Virus? What Virus?
North Korea is officially one of the only countries in the world that has not had a single Covid case. Officially. This startling claim, from a country in which startling claims are commonplace, that you can become infected by falling snow, sounds to us like a prelude to an admission that Covid is present in North Korea, but arrived, not due to any lack of diligence, but due to snow falling. Not even Kim Jong-Un can control the snow.
A windowless college dormitory? Sounds like a terrible idea to me, and I’ve spent my time in a college dormitory, albeit more years ago than I care to count. I’d never really even thought about a window as an optional feature or a special bonus – it just was what it was. But the University of California Santa Barbara is building a 1.68 million square foot new dormitory with very few windows, claiming it to be the style/design of the future.
Maybe, for the future. Maybe. But at present, with Covid everywhere, I have to ask – if you have no window, what do you do for fresh air?
And, more broadly, while in truth I probably wasted much time idly dreaming while gazing out my precious dorm window as a college student, isn’t it good to be able to do that? To gaze emptily and dream of things?

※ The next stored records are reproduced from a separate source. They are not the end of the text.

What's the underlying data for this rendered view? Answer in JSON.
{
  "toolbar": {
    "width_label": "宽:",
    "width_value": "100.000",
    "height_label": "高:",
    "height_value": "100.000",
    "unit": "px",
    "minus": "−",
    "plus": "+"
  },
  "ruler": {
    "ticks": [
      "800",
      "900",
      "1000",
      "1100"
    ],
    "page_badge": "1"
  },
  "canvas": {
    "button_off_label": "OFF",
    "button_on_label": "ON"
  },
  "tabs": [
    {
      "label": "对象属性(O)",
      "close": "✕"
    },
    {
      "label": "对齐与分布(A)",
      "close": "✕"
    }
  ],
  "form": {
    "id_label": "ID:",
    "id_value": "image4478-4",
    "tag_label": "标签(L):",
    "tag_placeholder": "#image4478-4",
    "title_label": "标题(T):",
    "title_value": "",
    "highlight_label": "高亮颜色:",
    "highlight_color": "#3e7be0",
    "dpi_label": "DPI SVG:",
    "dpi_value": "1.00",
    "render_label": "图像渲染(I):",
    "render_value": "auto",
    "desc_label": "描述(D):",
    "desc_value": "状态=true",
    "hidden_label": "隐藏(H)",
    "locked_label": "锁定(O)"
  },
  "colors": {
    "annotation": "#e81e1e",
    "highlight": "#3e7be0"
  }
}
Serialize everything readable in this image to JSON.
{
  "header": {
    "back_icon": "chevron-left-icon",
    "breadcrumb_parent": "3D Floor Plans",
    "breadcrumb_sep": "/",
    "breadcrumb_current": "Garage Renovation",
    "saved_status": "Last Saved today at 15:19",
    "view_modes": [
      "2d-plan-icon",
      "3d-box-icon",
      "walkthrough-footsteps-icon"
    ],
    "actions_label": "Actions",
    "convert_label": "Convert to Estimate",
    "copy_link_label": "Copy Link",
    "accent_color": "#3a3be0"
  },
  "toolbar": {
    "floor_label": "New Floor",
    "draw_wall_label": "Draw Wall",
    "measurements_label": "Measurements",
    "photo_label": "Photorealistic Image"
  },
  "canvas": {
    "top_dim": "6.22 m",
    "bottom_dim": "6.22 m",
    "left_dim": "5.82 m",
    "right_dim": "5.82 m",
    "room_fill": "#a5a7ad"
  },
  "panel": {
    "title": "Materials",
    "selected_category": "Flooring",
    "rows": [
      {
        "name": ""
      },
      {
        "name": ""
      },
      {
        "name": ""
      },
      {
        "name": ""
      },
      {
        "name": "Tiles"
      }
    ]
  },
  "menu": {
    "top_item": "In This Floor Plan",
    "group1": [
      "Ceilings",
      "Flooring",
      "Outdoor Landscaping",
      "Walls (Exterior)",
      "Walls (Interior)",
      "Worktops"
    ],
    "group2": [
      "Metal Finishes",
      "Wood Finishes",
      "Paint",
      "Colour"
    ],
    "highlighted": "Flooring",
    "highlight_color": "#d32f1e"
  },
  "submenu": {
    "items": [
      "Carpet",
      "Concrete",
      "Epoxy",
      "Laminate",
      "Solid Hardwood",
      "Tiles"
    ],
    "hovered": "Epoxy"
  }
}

Please stay happy and healthy; all going well, I’ll be back again on Sunday.